Segment Open
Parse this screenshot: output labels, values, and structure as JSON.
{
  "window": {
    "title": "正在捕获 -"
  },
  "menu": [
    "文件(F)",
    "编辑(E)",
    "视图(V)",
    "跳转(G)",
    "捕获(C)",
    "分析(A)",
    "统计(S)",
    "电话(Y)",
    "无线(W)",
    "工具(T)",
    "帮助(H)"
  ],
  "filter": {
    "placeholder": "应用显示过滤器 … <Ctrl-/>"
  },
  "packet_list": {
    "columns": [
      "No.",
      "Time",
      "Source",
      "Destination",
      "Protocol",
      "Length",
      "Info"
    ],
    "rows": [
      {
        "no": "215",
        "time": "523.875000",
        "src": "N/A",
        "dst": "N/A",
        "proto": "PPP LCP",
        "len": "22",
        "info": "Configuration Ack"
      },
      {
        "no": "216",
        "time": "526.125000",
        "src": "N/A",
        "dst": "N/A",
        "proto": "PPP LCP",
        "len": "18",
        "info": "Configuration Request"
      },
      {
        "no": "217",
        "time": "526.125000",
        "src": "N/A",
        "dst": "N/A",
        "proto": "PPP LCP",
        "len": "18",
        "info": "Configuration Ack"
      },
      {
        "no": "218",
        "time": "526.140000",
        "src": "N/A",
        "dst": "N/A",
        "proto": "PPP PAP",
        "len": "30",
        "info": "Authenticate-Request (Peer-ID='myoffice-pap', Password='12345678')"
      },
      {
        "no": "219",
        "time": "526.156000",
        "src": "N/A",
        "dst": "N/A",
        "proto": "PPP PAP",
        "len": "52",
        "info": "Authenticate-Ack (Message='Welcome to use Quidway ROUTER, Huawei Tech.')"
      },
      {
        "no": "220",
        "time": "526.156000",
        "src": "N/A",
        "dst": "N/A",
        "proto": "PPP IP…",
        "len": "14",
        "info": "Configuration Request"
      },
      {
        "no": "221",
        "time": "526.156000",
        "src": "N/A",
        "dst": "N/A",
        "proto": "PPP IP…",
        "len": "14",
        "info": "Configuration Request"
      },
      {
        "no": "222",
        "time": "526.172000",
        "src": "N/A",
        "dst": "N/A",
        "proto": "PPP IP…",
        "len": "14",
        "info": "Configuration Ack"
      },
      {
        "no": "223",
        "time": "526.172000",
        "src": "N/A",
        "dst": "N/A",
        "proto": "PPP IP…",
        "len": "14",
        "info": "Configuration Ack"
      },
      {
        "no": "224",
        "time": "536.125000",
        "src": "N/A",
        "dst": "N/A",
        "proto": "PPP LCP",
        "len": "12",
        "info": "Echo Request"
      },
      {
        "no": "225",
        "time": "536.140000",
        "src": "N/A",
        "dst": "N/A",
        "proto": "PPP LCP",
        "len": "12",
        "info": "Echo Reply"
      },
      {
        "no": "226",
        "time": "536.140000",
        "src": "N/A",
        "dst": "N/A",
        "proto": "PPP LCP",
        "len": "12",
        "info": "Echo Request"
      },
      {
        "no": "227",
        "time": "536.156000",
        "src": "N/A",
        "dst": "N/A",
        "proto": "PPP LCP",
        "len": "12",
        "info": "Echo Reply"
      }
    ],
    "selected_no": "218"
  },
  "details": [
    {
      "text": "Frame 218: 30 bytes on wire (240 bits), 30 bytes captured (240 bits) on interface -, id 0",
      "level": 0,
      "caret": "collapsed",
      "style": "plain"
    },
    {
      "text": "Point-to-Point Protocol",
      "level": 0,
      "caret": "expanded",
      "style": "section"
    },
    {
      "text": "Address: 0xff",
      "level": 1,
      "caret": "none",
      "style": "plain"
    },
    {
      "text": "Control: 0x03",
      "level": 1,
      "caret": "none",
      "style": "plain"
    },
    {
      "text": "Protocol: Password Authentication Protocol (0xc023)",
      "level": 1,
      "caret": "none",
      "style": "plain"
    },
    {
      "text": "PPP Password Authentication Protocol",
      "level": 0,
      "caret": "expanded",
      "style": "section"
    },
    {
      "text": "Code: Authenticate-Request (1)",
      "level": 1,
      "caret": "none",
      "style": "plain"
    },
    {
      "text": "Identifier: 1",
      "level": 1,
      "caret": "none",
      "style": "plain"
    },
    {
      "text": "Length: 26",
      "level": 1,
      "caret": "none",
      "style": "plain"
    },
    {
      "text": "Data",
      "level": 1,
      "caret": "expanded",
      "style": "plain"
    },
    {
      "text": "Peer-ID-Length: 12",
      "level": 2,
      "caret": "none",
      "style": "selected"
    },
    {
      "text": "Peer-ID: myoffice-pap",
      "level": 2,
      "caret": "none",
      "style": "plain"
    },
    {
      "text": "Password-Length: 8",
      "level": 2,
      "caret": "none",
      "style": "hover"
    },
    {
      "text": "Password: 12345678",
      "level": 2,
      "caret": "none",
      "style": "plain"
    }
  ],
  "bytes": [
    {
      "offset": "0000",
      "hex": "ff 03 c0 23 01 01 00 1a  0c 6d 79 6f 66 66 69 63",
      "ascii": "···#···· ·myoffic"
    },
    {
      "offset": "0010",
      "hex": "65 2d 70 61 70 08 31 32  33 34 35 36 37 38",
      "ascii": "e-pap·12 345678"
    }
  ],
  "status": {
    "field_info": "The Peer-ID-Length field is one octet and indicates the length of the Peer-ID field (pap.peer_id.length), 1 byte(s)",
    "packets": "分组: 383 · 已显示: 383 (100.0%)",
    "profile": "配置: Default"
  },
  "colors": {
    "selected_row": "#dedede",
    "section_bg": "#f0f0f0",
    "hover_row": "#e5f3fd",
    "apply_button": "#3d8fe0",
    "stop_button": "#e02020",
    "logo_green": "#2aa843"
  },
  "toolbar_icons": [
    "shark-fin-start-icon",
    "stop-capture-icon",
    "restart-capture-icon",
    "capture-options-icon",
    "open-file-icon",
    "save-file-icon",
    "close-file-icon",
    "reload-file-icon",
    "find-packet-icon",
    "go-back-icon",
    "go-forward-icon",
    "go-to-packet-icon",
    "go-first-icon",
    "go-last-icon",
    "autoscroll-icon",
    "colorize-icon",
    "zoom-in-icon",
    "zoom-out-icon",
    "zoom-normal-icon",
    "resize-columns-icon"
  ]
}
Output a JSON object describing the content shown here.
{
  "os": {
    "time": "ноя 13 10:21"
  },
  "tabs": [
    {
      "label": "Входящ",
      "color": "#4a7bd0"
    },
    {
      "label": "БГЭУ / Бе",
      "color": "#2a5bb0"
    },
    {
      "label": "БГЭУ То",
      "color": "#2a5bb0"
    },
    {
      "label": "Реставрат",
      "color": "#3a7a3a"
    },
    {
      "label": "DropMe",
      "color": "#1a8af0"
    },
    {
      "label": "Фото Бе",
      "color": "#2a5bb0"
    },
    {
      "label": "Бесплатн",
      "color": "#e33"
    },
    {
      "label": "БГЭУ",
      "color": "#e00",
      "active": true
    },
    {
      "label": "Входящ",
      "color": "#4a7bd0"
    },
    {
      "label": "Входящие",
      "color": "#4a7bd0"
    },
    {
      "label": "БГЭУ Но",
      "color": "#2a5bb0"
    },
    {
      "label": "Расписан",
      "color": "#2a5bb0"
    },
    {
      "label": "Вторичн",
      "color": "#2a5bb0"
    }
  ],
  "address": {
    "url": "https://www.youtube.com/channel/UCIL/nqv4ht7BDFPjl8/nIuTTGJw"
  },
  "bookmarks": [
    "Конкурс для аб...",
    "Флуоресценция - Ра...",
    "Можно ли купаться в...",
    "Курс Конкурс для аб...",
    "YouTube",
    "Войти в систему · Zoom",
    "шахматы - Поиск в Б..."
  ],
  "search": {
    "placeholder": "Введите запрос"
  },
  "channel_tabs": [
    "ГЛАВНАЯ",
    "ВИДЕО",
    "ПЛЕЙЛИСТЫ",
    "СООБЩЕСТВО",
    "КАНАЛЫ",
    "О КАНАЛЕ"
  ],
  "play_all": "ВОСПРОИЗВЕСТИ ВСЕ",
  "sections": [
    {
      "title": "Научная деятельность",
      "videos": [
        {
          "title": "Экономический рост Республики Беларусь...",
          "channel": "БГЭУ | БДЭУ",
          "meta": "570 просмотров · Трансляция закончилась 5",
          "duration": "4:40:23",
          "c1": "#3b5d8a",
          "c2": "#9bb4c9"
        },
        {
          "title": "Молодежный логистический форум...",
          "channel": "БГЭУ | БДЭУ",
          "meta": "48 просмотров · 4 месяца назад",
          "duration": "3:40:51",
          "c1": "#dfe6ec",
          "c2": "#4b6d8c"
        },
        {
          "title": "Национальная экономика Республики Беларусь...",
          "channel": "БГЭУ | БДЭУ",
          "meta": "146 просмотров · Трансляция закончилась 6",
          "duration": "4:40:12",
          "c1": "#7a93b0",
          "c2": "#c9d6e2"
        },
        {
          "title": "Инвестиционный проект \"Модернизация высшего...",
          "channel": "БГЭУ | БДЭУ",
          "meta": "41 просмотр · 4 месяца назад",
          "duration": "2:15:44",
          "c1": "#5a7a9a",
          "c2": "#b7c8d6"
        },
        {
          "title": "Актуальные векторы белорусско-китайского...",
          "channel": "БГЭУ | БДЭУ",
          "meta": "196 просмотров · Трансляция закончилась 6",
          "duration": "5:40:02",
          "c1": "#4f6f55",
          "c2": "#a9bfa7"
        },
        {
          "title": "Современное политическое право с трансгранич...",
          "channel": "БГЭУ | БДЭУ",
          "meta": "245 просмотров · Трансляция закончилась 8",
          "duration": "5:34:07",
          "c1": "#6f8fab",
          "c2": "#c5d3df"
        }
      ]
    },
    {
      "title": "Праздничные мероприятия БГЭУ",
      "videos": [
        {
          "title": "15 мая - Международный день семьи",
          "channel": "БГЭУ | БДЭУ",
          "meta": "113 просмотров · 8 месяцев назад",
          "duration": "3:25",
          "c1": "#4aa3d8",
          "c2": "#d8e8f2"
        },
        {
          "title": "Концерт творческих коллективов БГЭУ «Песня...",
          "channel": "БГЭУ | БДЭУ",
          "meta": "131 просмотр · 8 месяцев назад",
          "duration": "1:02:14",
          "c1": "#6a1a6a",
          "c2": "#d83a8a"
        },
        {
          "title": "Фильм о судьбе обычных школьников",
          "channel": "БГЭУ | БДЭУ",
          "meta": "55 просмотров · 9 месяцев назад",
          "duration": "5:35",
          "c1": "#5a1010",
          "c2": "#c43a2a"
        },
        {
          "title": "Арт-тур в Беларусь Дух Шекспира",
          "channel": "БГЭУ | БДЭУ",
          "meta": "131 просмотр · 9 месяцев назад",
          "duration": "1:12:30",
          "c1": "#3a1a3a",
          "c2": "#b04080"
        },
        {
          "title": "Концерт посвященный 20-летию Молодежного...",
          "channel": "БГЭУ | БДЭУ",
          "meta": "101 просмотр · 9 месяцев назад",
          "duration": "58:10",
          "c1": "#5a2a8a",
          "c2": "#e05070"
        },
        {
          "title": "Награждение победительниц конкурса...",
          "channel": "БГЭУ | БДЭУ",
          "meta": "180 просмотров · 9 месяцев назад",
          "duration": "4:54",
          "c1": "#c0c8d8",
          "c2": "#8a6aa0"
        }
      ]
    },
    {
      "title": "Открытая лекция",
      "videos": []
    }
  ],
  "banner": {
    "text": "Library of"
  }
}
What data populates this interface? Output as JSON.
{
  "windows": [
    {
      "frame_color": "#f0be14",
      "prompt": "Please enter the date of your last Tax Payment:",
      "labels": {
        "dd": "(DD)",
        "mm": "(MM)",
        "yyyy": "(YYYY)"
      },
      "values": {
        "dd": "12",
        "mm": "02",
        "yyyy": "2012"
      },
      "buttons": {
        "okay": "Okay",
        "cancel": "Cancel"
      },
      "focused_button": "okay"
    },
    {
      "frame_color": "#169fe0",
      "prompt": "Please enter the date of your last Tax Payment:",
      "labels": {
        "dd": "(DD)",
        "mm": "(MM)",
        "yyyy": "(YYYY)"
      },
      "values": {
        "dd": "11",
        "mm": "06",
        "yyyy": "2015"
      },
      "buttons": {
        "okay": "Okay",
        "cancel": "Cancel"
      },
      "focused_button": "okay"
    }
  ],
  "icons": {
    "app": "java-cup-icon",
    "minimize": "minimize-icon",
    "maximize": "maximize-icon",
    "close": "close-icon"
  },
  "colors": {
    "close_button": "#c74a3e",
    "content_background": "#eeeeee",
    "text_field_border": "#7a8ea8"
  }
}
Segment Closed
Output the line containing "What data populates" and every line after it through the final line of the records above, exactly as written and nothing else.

What data populates this interface? Output as JSON.
{
  "windows": [
    {
      "frame_color": "#f0be14",
      "prompt": "Please enter the date of your last Tax Payment:",
      "labels": {
        "dd": "(DD)",
        "mm": "(MM)",
        "yyyy": "(YYYY)"
      },
      "values": {
        "dd": "12",
        "mm": "02",
        "yyyy": "2012"
      },
      "buttons": {
        "okay": "Okay",
        "cancel": "Cancel"
      },
      "focused_button": "okay"
    },
    {
      "frame_color": "#169fe0",
      "prompt": "Please enter the date of your last Tax Payment:",
      "labels": {
        "dd": "(DD)",
        "mm": "(MM)",
        "yyyy": "(YYYY)"
      },
      "values": {
        "dd": "11",
        "mm": "06",
        "yyyy": "2015"
      },
      "buttons": {
        "okay": "Okay",
        "cancel": "Cancel"
      },
      "focused_button": "okay"
    }
  ],
  "icons": {
    "app": "java-cup-icon",
    "minimize": "minimize-icon",
    "maximize": "maximize-icon",
    "close": "close-icon"
  },
  "colors": {
    "close_button": "#c74a3e",
    "content_background": "#eeeeee",
    "text_field_border": "#7a8ea8"
  }
}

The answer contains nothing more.